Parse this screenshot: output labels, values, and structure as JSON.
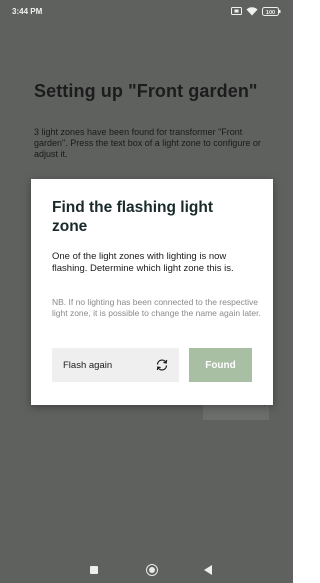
{
  "status_bar": {
    "time": "3:44 PM",
    "icons": [
      "screen-record-icon",
      "wifi-icon",
      "battery-icon"
    ],
    "battery_level": "100"
  },
  "page": {
    "title": "Setting up \"Front garden\"",
    "description": "3 light zones have been found for transformer \"Front garden\". Press the text box of a light zone to configure or adjust it."
  },
  "dialog": {
    "title": "Find the flashing light zone",
    "body": "One of the light zones with lighting is now flashing. Determine which light zone this is.",
    "note": "NB. If no lighting has been connected to the respective light zone, it is possible to change the name again later.",
    "flash_again_label": "Flash again",
    "flash_again_icon": "refresh-icon",
    "found_label": "Found"
  },
  "nav_bar": {
    "icons": [
      "recent-apps-icon",
      "home-icon",
      "back-icon"
    ]
  },
  "colors": {
    "overlay_background": "#5f615f",
    "dialog_background": "#ffffff",
    "found_button": "#a8bfa4",
    "flash_button": "#efefef",
    "note_text": "#8a8a8a"
  }
}
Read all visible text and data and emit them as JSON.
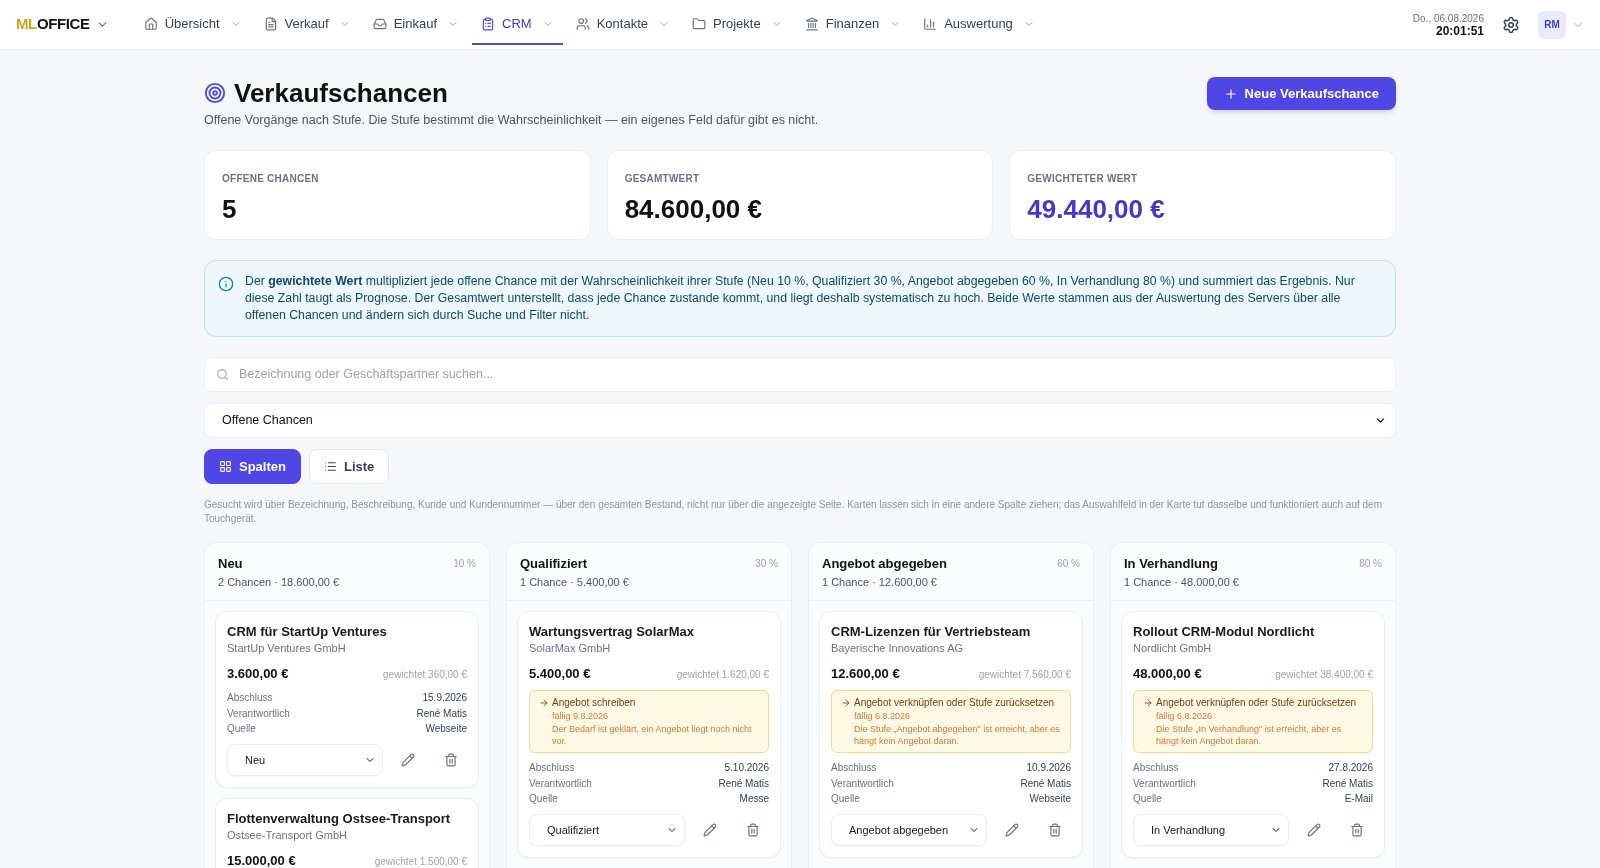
{
  "brand": {
    "prefix": "ML",
    "suffix": "OFFICE"
  },
  "nav": [
    {
      "label": "Übersicht",
      "selected": false
    },
    {
      "label": "Verkauf",
      "selected": false
    },
    {
      "label": "Einkauf",
      "selected": false
    },
    {
      "label": "CRM",
      "selected": true
    },
    {
      "label": "Kontakte",
      "selected": false
    },
    {
      "label": "Projekte",
      "selected": false
    },
    {
      "label": "Finanzen",
      "selected": false
    },
    {
      "label": "Auswertung",
      "selected": false
    }
  ],
  "header": {
    "date": "Do., 06.08.2026",
    "time": "20:01:51",
    "avatar": "RM"
  },
  "page": {
    "title": "Verkaufschancen",
    "subtitle": "Offene Vorgänge nach Stufe. Die Stufe bestimmt die Wahrscheinlichkeit — ein eigenes Feld dafür gibt es nicht.",
    "new_button": "Neue Verkaufschance"
  },
  "stats": [
    {
      "label": "OFFENE CHANCEN",
      "value": "5",
      "highlight": false
    },
    {
      "label": "GESAMTWERT",
      "value": "84.600,00 €",
      "highlight": false
    },
    {
      "label": "GEWICHTETER WERT",
      "value": "49.440,00 €",
      "highlight": true
    }
  ],
  "info": "Der **gewichtete Wert** multipliziert jede offene Chance mit der Wahrscheinlichkeit ihrer Stufe (Neu 10 %, Qualifiziert 30 %, Angebot abgegeben 60 %, In Verhandlung 80 %) und summiert das Ergebnis. Nur diese Zahl taugt als Prognose. Der Gesamtwert unterstellt, dass jede Chance zustande kommt, und liegt deshalb systematisch zu hoch. Beide Werte stammen aus der Auswertung des Servers über alle offenen Chancen und ändern sich durch Suche und Filter nicht.",
  "search": {
    "placeholder": "Bezeichnung oder Geschäftspartner suchen..."
  },
  "filter": {
    "value": "Offene Chancen"
  },
  "views": [
    {
      "label": "Spalten",
      "selected": true
    },
    {
      "label": "Liste",
      "selected": false
    }
  ],
  "hint": "Gesucht wird über Bezeichnung, Beschreibung, Kunde und Kundennummer — über den gesamten Bestand, nicht nur über die angezeigte Seite. Karten lassen sich in eine andere Spalte ziehen; das Auswahlfeld in der Karte tut dasselbe und funktioniert auch auf dem Touchgerät.",
  "columns": [
    {
      "title": "Neu",
      "percent": "10 %",
      "summary": "2 Chancen · 18.600,00 €",
      "cards": [
        {
          "title": "CRM für StartUp Ventures",
          "customer": "StartUp Ventures GmbH",
          "amount": "3.600,00 €",
          "weighted": "gewichtet 360,00 €",
          "details": [
            {
              "label": "Abschluss",
              "value": "15.9.2026"
            },
            {
              "label": "Verantwortlich",
              "value": "René Matis"
            },
            {
              "label": "Quelle",
              "value": "Webseite"
            }
          ],
          "stage": "Neu"
        },
        {
          "title": "Flottenverwaltung Ostsee-Transport",
          "customer": "Ostsee-Transport GmbH",
          "amount": "15.000,00 €",
          "weighted": "gewichtet 1.500,00 €"
        }
      ]
    },
    {
      "title": "Qualifiziert",
      "percent": "30 %",
      "summary": "1 Chance · 5.400,00 €",
      "cards": [
        {
          "title": "Wartungsvertrag SolarMax",
          "customer": "SolarMax GmbH",
          "amount": "5.400,00 €",
          "weighted": "gewichtet 1.620,00 €",
          "task": {
            "title": "Angebot schreiben",
            "due": "fällig 9.8.2026",
            "note": "Der Bedarf ist geklärt, ein Angebot liegt noch nicht vor."
          },
          "details": [
            {
              "label": "Abschluss",
              "value": "5.10.2026"
            },
            {
              "label": "Verantwortlich",
              "value": "René Matis"
            },
            {
              "label": "Quelle",
              "value": "Messe"
            }
          ],
          "stage": "Qualifiziert"
        }
      ]
    },
    {
      "title": "Angebot abgegeben",
      "percent": "60 %",
      "summary": "1 Chance · 12.600,00 €",
      "cards": [
        {
          "title": "CRM-Lizenzen für Vertriebsteam",
          "customer": "Bayerische Innovations AG",
          "amount": "12.600,00 €",
          "weighted": "gewichtet 7.560,00 €",
          "task": {
            "title": "Angebot verknüpfen oder Stufe zurücksetzen",
            "due": "fällig 6.8.2026",
            "note": "Die Stufe „Angebot abgegeben\" ist erreicht, aber es hängt kein Angebot daran."
          },
          "details": [
            {
              "label": "Abschluss",
              "value": "10.9.2026"
            },
            {
              "label": "Verantwortlich",
              "value": "René Matis"
            },
            {
              "label": "Quelle",
              "value": "Webseite"
            }
          ],
          "stage": "Angebot abgegeben"
        }
      ]
    },
    {
      "title": "In Verhandlung",
      "percent": "80 %",
      "summary": "1 Chance · 48.000,00 €",
      "cards": [
        {
          "title": "Rollout CRM-Modul Nordlicht",
          "customer": "Nordlicht GmbH",
          "amount": "48.000,00 €",
          "weighted": "gewichtet 38.400,00 €",
          "task": {
            "title": "Angebot verknüpfen oder Stufe zurücksetzen",
            "due": "fällig 6.8.2026",
            "note": "Die Stufe „In Verhandlung\" ist erreicht, aber es hängt kein Angebot daran."
          },
          "details": [
            {
              "label": "Abschluss",
              "value": "27.8.2026"
            },
            {
              "label": "Verantwortlich",
              "value": "René Matis"
            },
            {
              "label": "Quelle",
              "value": "E-Mail"
            }
          ],
          "stage": "In Verhandlung"
        }
      ]
    }
  ]
}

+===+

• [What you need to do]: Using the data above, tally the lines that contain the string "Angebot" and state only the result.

• [Response to the task]: 9